When will you see me again?
- by admin
The day after the 2016 election, when the world learned that President Donald Trump had beaten his Democratic opponent Hillary Clinton in the popular vote, I was driving to work.
I was in the middle of a road trip to Washington, D.C., and had not been to a Democratic meeting in two months.
I knew nothing about what was happening.
I didn’t know who to trust, nor how I would get the information I needed to make an informed decision.
I did know I was angry.
As I drove down the highway, I wondered if I would ever see my son again.
“He’s not going to come back,” I told my wife, who had been driving with me.
I thought about what would happen to him and how he had left me.
“I will never forget that day.”
I have never forgotten that day.

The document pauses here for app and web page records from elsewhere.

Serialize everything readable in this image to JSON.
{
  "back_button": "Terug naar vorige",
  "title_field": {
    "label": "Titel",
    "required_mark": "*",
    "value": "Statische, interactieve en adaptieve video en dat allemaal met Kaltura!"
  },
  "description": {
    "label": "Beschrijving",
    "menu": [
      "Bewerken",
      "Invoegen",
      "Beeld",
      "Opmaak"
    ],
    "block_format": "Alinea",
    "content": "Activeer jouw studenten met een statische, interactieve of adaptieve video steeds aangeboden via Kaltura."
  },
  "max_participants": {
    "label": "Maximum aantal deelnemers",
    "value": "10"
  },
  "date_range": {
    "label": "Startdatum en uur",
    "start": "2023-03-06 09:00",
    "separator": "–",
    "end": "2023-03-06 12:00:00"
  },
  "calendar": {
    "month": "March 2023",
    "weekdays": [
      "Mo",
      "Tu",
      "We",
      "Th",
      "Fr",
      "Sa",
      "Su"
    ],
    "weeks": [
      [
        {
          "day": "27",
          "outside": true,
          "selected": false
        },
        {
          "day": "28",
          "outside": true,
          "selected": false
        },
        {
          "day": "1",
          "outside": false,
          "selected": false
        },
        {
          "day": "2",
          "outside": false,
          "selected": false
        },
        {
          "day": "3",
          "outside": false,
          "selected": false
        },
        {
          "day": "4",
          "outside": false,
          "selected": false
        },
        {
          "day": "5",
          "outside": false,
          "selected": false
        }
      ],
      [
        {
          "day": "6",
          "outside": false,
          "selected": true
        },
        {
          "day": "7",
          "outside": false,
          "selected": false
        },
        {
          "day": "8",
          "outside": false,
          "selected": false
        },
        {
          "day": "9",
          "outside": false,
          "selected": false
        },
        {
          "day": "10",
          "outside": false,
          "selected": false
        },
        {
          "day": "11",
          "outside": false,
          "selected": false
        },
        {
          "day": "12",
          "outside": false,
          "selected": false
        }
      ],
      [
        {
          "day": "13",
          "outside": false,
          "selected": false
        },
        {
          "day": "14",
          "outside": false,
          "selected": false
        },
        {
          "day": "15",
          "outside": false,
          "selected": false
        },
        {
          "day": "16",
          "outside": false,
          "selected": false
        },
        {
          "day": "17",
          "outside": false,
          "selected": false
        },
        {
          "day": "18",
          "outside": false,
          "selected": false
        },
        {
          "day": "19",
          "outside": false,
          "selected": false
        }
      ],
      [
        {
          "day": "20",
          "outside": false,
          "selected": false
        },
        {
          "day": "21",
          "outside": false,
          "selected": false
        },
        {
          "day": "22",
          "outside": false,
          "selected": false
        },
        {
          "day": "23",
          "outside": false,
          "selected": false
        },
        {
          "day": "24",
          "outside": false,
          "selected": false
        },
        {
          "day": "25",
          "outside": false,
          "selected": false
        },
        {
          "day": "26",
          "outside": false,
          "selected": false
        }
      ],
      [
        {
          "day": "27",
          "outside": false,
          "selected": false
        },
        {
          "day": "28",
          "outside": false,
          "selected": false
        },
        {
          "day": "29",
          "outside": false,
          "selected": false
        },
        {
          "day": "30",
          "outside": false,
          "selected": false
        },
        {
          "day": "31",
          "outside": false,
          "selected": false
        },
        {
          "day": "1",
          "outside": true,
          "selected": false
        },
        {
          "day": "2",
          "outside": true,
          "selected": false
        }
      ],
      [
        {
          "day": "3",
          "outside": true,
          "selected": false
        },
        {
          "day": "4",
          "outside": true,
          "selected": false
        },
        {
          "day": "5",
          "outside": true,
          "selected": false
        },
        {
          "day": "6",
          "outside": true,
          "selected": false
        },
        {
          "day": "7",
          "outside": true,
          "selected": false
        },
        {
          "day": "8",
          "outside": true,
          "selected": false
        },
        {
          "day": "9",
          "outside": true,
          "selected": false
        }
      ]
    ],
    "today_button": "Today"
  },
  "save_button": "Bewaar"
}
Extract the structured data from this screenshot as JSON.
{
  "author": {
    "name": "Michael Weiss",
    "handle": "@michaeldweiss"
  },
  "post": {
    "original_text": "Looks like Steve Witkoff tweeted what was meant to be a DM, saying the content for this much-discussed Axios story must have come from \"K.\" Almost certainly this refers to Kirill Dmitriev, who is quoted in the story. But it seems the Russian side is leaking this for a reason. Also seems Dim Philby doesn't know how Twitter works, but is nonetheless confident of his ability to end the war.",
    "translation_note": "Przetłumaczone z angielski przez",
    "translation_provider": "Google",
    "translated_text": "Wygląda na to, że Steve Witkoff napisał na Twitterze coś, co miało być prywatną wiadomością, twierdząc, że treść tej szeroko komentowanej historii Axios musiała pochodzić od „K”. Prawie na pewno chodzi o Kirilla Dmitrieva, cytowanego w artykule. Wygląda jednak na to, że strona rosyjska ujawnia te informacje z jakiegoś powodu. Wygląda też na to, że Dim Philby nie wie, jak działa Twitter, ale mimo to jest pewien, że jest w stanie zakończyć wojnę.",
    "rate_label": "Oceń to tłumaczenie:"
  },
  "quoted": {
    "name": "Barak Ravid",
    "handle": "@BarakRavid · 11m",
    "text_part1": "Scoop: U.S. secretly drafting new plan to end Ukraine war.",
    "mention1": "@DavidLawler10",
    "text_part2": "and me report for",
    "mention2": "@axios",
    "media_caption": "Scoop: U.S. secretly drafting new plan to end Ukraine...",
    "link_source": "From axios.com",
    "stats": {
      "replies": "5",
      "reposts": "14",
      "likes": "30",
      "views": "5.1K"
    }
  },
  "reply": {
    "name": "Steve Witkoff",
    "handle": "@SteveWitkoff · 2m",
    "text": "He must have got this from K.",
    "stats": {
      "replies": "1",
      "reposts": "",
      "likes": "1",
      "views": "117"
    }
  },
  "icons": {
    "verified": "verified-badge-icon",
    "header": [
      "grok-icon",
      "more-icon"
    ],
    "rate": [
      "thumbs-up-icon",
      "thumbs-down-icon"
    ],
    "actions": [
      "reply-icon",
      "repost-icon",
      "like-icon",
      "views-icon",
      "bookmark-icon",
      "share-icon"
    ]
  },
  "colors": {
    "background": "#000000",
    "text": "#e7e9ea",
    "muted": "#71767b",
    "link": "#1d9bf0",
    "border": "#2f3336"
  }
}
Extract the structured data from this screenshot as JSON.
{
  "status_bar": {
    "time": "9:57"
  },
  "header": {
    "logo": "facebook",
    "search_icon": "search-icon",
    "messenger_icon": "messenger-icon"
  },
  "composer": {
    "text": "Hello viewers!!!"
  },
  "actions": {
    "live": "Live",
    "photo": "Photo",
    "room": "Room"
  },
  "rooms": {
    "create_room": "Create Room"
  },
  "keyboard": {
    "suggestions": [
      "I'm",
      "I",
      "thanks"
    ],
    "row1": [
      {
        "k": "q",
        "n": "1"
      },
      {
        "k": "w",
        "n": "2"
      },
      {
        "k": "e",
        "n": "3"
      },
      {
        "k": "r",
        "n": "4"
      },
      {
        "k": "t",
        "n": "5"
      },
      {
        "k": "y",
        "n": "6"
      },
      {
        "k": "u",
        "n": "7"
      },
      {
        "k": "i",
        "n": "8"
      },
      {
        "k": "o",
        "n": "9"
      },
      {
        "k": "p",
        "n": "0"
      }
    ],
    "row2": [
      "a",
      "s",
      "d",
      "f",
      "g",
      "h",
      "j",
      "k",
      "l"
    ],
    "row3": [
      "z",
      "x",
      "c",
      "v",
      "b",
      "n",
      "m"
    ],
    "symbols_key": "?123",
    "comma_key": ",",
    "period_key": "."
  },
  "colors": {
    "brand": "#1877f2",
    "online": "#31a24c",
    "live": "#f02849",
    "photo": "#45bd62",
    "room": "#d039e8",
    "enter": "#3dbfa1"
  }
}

I’ve been a staunch Republican for most of my life, but I was surprised to discover that Donald Trump won the popular-vote vote by nearly 3 million votes, or more than 1.4 million votes.
The result was not a landslide, but it was a victory for the president who had called Mexicans rapists and criminals, suggested that the president might not be born in the United States, and called for a ban on Muslims entering the United State.
It was the first time I had ever voted for a president of the United Sates.
At the time, I had no idea how important this vote was to the future of our country.
I wasn’t even sure I had voted.
I had not cast my ballot in a presidential election in decades, let alone in a close election.
I only had one memory of voting.
I had voted for Ralph Nader, a candidate who was running for president in 2000, in hopes that he would force the Supreme Court to strike down the 1996 welfare reform law.
But I had never thought of voting for a Republican.
I’d only ever voted once, for President George H.W. Bush, in 1988.
It had been a year of the Great Recession, and Bush had been the party’s standard-bearer for the White House.
I voted for him, and I remember thinking that I had finally made up my mind.
I hoped that I would be able to vote again.
I decided to check the box to register to vote, and as I went to register, I noticed something odd: My ballot had been replaced with a paper form, which I had forgotten to sign.
I called my secretary and told her about it.
The next day, I called the secretary again and told him about it, and she said she would look into it.
When I called back the following day, the new form had been approved.
But when I tried to fill out the new paper form again, I discovered that it had been modified.
There were now two pieces of paper, instead of one.
I asked the secretary if this was normal, and if it was necessary, to make the changes.
She told me that the form was a duplicate, and that it was the same person that had signed it, but that the changes had been made in order to make sure it would be approved.
It turned out that my registration was still valid, because the form had actually been completed and approved by another person, who was an employee of the county.
A woman I don’t know, who is also a registered voter, told me she had been confused when she saw my new form.
“It looks like it was changed on purpose,” she said.
“Is that correct?”
After I filed a complaint with the state’s election commission, the election commissioner, who works with local election officials, found out that I’d changed my registration.
When she saw the new forms, she ordered them to be corrected, and then ordered me to come in for an interview to discuss the matter.
I went into the meeting in person, where I was told that the forms had been revised and that the county was going to be sending a new form, this one with a number instead of the letters A through Z. The new form looked like the one I had filed.
After my meeting, the commissioner sent me a copy of the new registration form and asked me if I wanted to go back to vote.
I never got a chance to vote in the presidential election again.
The problem was not my own registration, it was that the new version of my form was not signed by me.
As a result, my vote had been invalidated.
The next day I called a friend of mine who lives in another state, and told them that I was confused.
He explained that his state had rejected his ballot, and he was not sure why.
I told him that I couldn’t explain it.
I said that I didn.
The other person had gone to the county clerk and asked that my vote be accepted, and this was my state.
I don,t know how they did that, I told them.
The day after the 2016 election, when the world learned that President Donald Trump had beaten his Democratic opponent Hillary…